  • pregnant women 

Where possible clinically vulnerable people should work from home. 

If individuals cannot work from home, following an individual risk- assessment, they should be offered the safest available on-site roles, which ensures they will remain two metres away from others wherever possible, although the individual may choose to take on a role that does not allow for this distance if they prefer to do so.  

If they have to spend time within two metres of other people, settings must carefully assess and discuss with them whether this involves an acceptable level of risk.  A risk assessment should be completed. 

Those living with clinically vulnerable people are expected to attend school are normal. 

Mental Health 

For so many reasons, we are living through a very difficult time. Voice cares deeply about your health and wellbeing and this includes your mental health. If you think you require any help and support, then please access help from one of the services below - they are all free to access. 


If you have to self-isolate, you must inform your employer immediately. 

If you then develop symptoms, ensure that your employer knows this and book a time to be tested. If you test positive, you will be notified by text, email or phone and asked to log on to the NHS Test and Trace website. You will then be asked for some personal information to assist in the tracing of people you may have come into contact with.  

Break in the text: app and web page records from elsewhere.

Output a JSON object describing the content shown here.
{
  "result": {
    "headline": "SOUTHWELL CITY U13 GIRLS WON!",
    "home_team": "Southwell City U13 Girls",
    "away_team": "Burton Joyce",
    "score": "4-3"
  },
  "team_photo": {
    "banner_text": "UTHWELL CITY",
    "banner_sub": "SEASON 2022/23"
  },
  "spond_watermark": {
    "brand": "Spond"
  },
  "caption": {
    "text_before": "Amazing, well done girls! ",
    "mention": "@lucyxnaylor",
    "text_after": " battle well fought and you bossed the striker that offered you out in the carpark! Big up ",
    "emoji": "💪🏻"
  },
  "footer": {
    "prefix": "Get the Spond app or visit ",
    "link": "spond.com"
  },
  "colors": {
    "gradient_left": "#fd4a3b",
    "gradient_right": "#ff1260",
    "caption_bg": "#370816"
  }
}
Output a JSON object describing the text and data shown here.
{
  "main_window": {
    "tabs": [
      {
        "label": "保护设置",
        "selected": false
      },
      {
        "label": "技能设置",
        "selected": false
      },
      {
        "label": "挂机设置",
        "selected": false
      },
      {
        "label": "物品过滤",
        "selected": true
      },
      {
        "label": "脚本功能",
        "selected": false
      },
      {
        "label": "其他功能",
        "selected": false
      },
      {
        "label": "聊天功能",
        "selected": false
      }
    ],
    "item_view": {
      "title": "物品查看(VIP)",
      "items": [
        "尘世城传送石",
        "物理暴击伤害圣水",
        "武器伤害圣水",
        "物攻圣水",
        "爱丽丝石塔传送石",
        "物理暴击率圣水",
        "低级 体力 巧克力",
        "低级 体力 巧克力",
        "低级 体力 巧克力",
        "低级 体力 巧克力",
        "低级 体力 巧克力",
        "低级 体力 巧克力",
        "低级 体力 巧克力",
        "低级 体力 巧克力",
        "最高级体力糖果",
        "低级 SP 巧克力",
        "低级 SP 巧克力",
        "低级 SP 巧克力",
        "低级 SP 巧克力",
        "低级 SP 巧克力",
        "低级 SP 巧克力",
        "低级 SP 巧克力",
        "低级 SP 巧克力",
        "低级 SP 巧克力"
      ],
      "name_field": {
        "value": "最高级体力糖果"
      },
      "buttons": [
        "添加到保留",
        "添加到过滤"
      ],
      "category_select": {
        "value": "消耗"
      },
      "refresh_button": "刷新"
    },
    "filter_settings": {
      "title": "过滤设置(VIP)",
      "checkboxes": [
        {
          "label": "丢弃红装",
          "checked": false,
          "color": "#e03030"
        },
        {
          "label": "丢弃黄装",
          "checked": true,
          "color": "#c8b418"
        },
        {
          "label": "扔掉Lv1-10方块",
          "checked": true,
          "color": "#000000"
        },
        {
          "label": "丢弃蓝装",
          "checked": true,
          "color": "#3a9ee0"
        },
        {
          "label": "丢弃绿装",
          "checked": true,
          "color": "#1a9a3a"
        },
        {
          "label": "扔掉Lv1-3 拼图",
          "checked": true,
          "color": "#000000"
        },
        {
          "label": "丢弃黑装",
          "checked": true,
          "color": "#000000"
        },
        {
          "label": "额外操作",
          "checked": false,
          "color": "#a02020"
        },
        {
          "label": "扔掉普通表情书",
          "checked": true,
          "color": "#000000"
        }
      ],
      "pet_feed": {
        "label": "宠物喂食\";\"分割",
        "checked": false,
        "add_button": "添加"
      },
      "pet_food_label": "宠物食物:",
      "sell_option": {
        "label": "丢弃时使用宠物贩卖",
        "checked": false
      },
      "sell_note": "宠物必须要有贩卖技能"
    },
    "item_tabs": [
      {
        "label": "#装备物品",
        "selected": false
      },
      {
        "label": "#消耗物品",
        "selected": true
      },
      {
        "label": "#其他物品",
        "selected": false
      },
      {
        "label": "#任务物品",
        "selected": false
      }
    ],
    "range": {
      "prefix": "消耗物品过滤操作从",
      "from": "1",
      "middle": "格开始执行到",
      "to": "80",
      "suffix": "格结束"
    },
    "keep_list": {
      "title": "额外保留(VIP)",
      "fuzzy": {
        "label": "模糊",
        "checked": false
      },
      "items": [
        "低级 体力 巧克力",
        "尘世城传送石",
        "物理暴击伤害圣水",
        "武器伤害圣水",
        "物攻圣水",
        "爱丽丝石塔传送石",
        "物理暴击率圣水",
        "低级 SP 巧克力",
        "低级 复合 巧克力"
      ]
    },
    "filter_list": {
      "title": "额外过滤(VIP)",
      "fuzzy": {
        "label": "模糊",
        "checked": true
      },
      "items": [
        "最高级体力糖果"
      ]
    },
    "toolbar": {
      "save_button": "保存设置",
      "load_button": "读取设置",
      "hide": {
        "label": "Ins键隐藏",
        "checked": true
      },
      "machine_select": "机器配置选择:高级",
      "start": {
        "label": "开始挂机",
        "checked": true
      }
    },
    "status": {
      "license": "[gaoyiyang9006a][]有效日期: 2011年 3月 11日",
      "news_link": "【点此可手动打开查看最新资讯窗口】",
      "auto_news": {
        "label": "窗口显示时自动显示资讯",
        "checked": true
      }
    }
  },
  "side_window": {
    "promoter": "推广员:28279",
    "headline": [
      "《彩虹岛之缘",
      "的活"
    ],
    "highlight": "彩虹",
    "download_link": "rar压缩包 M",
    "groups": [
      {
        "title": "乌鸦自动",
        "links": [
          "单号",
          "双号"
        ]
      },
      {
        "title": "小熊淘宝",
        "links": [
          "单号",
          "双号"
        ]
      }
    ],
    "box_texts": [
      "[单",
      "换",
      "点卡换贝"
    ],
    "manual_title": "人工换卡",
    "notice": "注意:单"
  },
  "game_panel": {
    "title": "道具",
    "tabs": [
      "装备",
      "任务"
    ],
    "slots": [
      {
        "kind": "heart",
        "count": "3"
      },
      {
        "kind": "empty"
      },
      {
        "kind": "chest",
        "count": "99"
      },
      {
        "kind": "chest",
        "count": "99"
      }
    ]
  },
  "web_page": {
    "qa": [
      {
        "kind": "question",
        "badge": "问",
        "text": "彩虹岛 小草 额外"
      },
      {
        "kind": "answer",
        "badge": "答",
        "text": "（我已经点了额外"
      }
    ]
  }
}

It is illegal for your employer to knowingly permit a worker (including an agency worker) to attend any place other than where the individual is self-isolating. This includes individuals who are required to self-isolate because they live with someone who has tested positive. So, if your employer knows a worker has tested positive (or lives with someone who has tested positive), they are now responsible for stopping the worker from working (unless they can work from home). Any employer who fails to do so will face a fine, starting at £1,000. 

Where self-isolation means buying deliveries (takeaway food, online deliveries, etc.) it is important that wherever possible you avoid direct contact with the person making the delivery – arrange for deliveries to be left on doorsteps or outside the room. See our section on Self-Isolation for more information.

What if I am contacted by the Tracers? 

If you are considered to be at risk of infection, you will be told to stay home for 14 days. This will still apply, even if you have no symptoms so that you don’t unwittingly spread the virus. The people you live with will not have to isolate with you unless they develop symptoms.  

Will I still be paid if I am not required to work? 

You should still be paid as per your contract and absence policy.  This will be different across the wider workforce so please check your contract.   If your contract has a temporary termination clause, this could be enacted. You may also be asked to work reduced hours and may only be paid for the hours you work.  

The government has said that if you are asked to self-isolate, without symptoms, by the NHS Track and Trace team, you are, as a minimum, eligible for Statutory Sick Pay (SSP) at £95.85 per week. In a televised interview on Thursday 28 May, the Health Secretary, Matt Hancock, said  "If you are instructed by the NHS, for public health reasons, to stay at home then that is the equivalent in employment law to being ill and it is very important that employers are flexible about this." If you have any questions, then please call our membership line on 01332 378 008. 


Coronavirus information page (including Government guidance)